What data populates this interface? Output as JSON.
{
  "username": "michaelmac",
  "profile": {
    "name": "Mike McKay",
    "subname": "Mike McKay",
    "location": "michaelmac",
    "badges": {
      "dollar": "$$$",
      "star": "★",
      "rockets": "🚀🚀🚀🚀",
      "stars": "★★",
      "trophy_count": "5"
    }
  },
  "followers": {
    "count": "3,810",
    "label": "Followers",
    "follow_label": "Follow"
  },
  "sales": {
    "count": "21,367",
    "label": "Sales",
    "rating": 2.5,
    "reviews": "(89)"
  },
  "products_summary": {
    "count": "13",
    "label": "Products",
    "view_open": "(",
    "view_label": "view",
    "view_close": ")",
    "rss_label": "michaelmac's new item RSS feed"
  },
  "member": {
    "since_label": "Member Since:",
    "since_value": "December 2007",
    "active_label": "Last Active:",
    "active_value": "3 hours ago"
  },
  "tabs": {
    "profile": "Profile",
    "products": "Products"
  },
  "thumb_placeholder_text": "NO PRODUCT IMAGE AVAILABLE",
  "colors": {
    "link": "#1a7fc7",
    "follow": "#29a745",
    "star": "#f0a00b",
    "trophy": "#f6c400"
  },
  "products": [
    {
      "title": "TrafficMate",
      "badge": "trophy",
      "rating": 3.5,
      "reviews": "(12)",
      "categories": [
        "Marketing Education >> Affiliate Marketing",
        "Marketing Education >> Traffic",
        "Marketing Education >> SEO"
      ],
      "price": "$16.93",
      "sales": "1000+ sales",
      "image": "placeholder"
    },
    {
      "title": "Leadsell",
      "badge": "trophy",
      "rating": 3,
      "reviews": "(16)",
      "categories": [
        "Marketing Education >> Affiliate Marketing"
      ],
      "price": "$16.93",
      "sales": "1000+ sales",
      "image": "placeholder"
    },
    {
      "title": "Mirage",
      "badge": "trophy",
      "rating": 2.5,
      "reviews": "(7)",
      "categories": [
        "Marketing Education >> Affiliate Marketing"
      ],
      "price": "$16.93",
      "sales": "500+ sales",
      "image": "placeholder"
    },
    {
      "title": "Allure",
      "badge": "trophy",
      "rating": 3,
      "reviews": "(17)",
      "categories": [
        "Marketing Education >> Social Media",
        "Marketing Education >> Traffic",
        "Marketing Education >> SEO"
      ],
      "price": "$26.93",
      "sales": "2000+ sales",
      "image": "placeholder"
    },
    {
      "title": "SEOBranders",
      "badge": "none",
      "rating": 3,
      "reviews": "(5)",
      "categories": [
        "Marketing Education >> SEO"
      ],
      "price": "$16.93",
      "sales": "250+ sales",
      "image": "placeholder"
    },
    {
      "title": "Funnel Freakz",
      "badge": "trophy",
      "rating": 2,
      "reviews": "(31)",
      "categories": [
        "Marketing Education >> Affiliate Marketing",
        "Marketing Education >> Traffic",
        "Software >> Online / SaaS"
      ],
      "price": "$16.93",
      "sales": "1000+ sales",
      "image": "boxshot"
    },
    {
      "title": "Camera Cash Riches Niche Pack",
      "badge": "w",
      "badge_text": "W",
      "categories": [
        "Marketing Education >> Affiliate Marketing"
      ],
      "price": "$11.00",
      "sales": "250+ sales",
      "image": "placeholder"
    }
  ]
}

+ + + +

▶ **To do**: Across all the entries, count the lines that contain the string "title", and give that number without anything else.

▶ **Solution below**: 7